PROBLEM — Would you print the data below exactly, leaving out every picture?

--- START ---

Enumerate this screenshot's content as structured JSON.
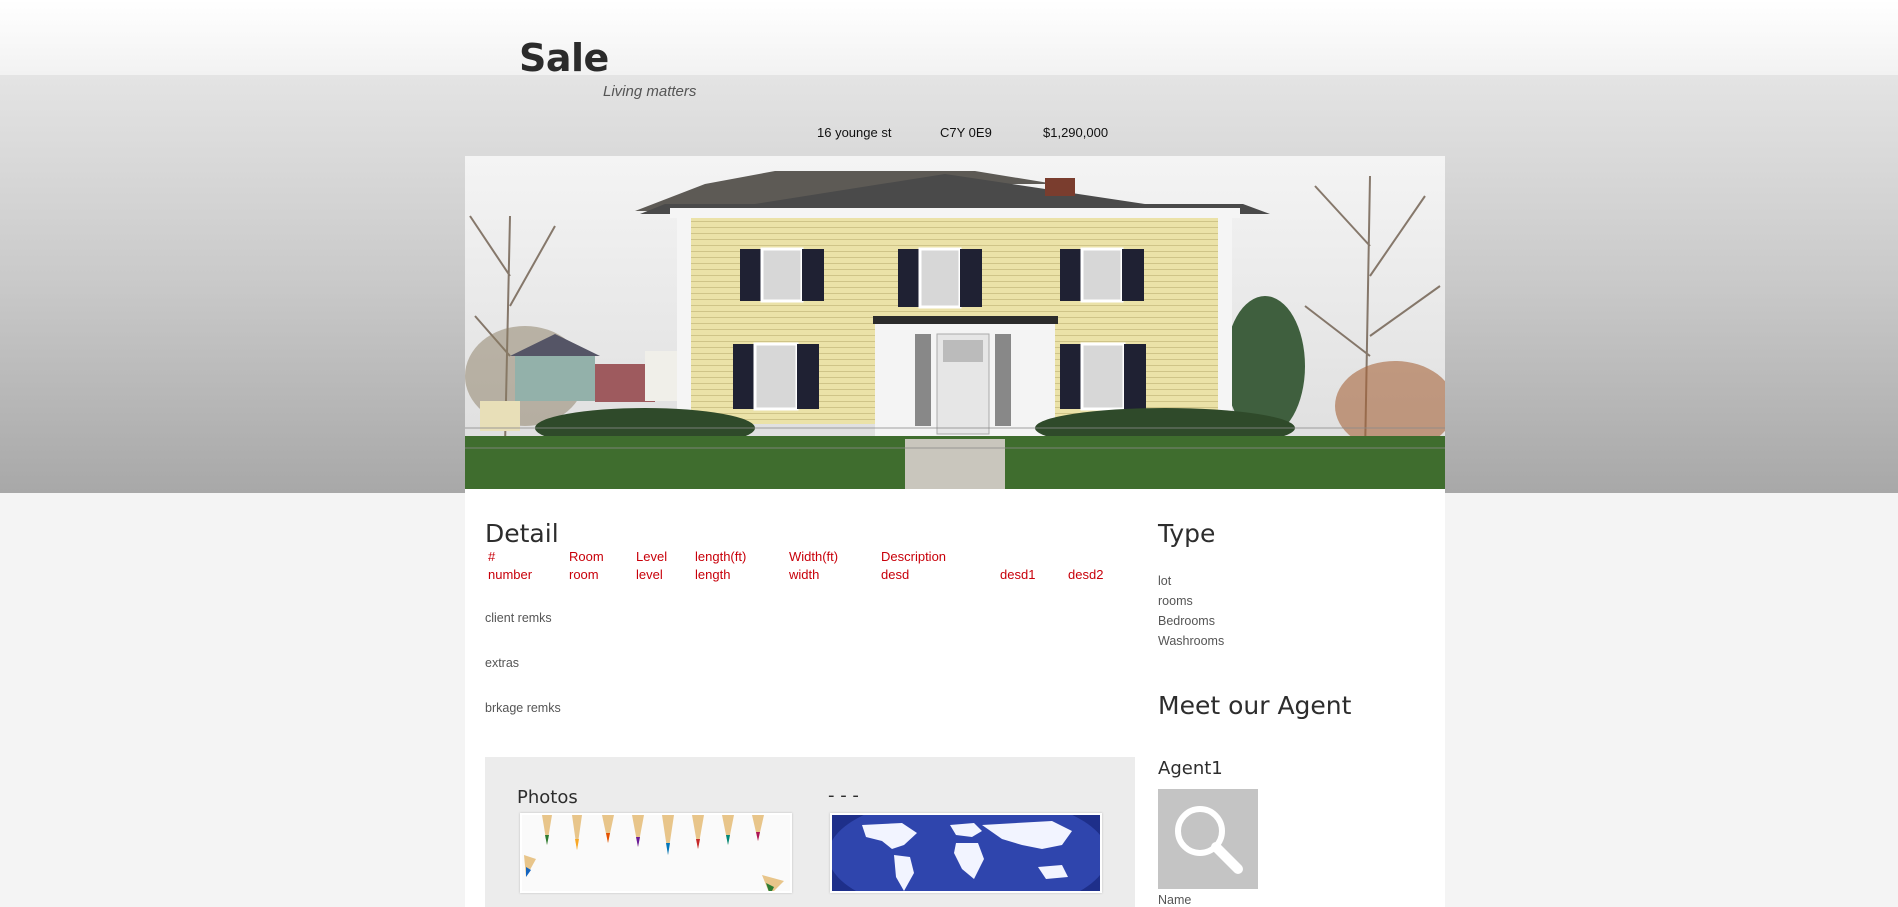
{
  "header": {
    "title": "Sale",
    "tagline": "Living matters"
  },
  "listing": {
    "address": "16 younge st",
    "postal_code": "C7Y 0E9",
    "price": "$1,290,000"
  },
  "detail": {
    "heading": "Detail",
    "columns": [
      "#",
      "Room",
      "Level",
      "length(ft)",
      "Width(ft)",
      "Description"
    ],
    "row": [
      "number",
      "room",
      "level",
      "length",
      "width",
      "desd",
      "desd1",
      "desd2"
    ],
    "client_remarks": "client remks",
    "extras": "extras",
    "brokerage_remarks": "brkage remks"
  },
  "gallery": {
    "photos_heading": "Photos",
    "second_heading": "- - -"
  },
  "type": {
    "heading": "Type",
    "items": [
      "lot",
      "rooms",
      "Bedrooms",
      "Washrooms"
    ]
  },
  "agent": {
    "heading": "Meet our Agent",
    "name_heading": "Agent1",
    "name_label": "Name"
  },
  "colors": {
    "label_red": "#c8000a",
    "heading_dark": "#2d2d2d"
  }
}
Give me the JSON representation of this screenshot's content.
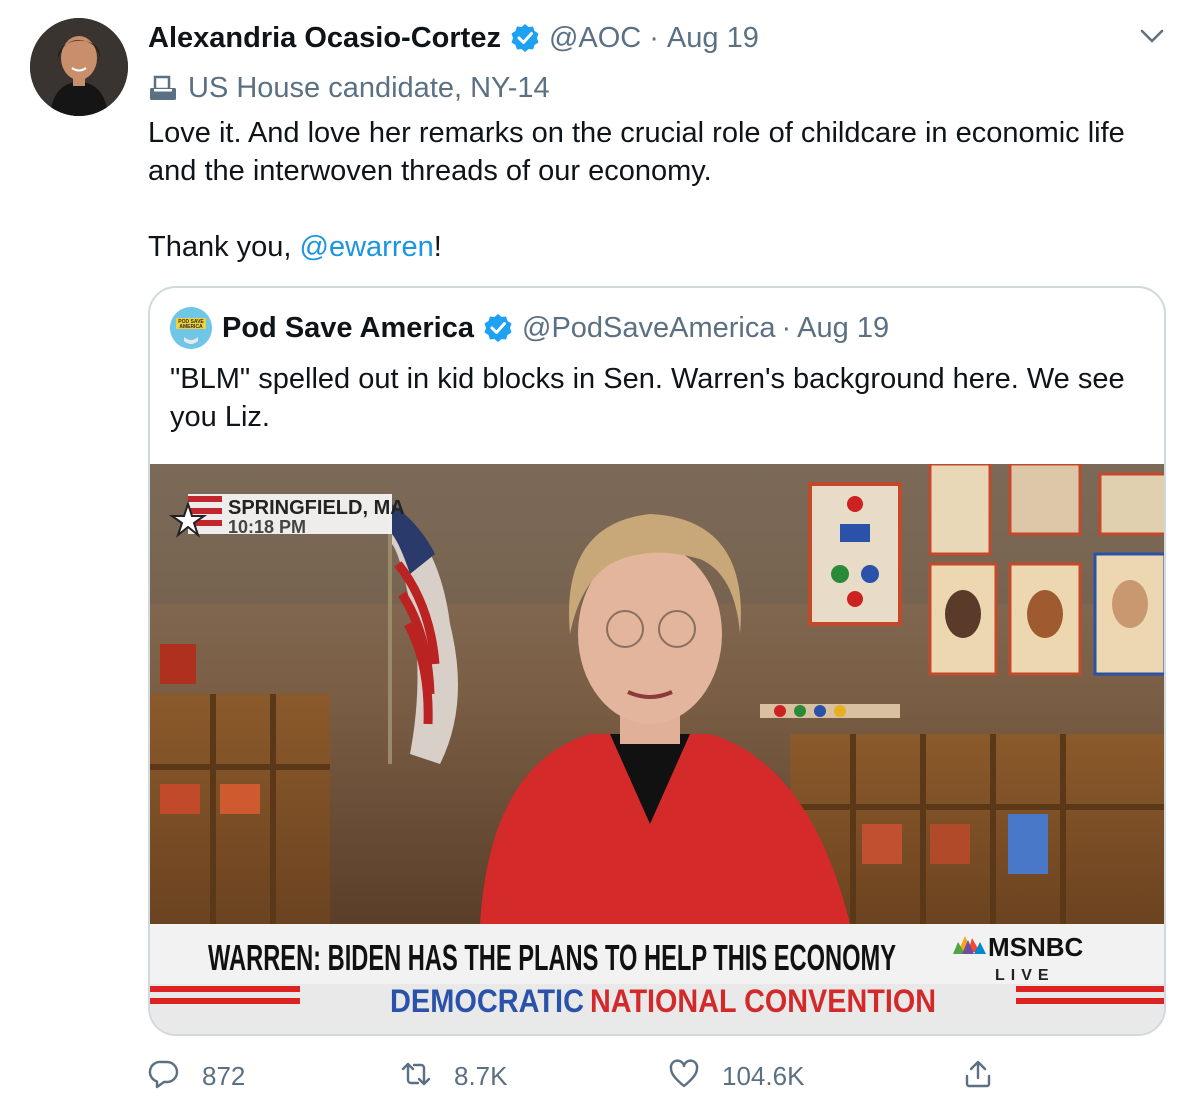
{
  "author": {
    "name": "Alexandria Ocasio-Cortez",
    "handle": "@AOC",
    "separator": "·",
    "date": "Aug 19",
    "label": "US House candidate, NY-14"
  },
  "tweet": {
    "line1": "Love it. And love her remarks on the crucial role of childcare in economic life and the interwoven threads of our economy.",
    "thanks_prefix": "Thank you, ",
    "mention": "@ewarren",
    "thanks_suffix": "!"
  },
  "quoted": {
    "name": "Pod Save America",
    "handle": "@PodSaveAmerica",
    "separator": "·",
    "date": "Aug 19",
    "text": "\"BLM\" spelled out in kid blocks in Sen. Warren's background here. We see you Liz.",
    "avatar_text": "POD SAVE AMERICA"
  },
  "media": {
    "location": "SPRINGFIELD, MA",
    "time": "10:18 PM",
    "headline": "WARREN: BIDEN HAS THE PLANS TO HELP THIS ECONOMY",
    "network": "MSNBC",
    "live": "LIVE",
    "banner_left": "DEMOCRATIC",
    "banner_right": "NATIONAL CONVENTION"
  },
  "actions": {
    "replies": "872",
    "retweets": "8.7K",
    "likes": "104.6K"
  },
  "colors": {
    "link": "#1b95e0",
    "secondary": "#5b7083",
    "verified": "#1da1f2",
    "border": "#cfd9de"
  }
}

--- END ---

ANSWER —
Enumerate this screenshot's content as structured JSON.
{
  "header": {
    "title": "Sale",
    "tagline": "Living matters"
  },
  "listing": {
    "address": "16 younge st",
    "postal_code": "C7Y 0E9",
    "price": "$1,290,000"
  },
  "detail": {
    "heading": "Detail",
    "columns": [
      "#",
      "Room",
      "Level",
      "length(ft)",
      "Width(ft)",
      "Description"
    ],
    "row": [
      "number",
      "room",
      "level",
      "length",
      "width",
      "desd",
      "desd1",
      "desd2"
    ],
    "client_remarks": "client remks",
    "extras": "extras",
    "brokerage_remarks": "brkage remks"
  },
  "gallery": {
    "photos_heading": "Photos",
    "second_heading": "- - -"
  },
  "type": {
    "heading": "Type",
    "items": [
      "lot",
      "rooms",
      "Bedrooms",
      "Washrooms"
    ]
  },
  "agent": {
    "heading": "Meet our Agent",
    "name_heading": "Agent1",
    "name_label": "Name"
  },
  "colors": {
    "label_red": "#c8000a",
    "heading_dark": "#2d2d2d"
  }
}
Give me the JSON representation of this screenshot's content.
{
  "author": {
    "name": "Alexandria Ocasio-Cortez",
    "handle": "@AOC",
    "separator": "·",
    "date": "Aug 19",
    "label": "US House candidate, NY-14"
  },
  "tweet": {
    "line1": "Love it. And love her remarks on the crucial role of childcare in economic life and the interwoven threads of our economy.",
    "thanks_prefix": "Thank you, ",
    "mention": "@ewarren",
    "thanks_suffix": "!"
  },
  "quoted": {
    "name": "Pod Save America",
    "handle": "@PodSaveAmerica",
    "separator": "·",
    "date": "Aug 19",
    "text": "\"BLM\" spelled out in kid blocks in Sen. Warren's background here. We see you Liz.",
    "avatar_text": "POD SAVE AMERICA"
  },
  "media": {
    "location": "SPRINGFIELD, MA",
    "time": "10:18 PM",
    "headline": "WARREN: BIDEN HAS THE PLANS TO HELP THIS ECONOMY",
    "network": "MSNBC",
    "live": "LIVE",
    "banner_left": "DEMOCRATIC",
    "banner_right": "NATIONAL CONVENTION"
  },
  "actions": {
    "replies": "872",
    "retweets": "8.7K",
    "likes": "104.6K"
  },
  "colors": {
    "link": "#1b95e0",
    "secondary": "#5b7083",
    "verified": "#1da1f2",
    "border": "#cfd9de"
  }
}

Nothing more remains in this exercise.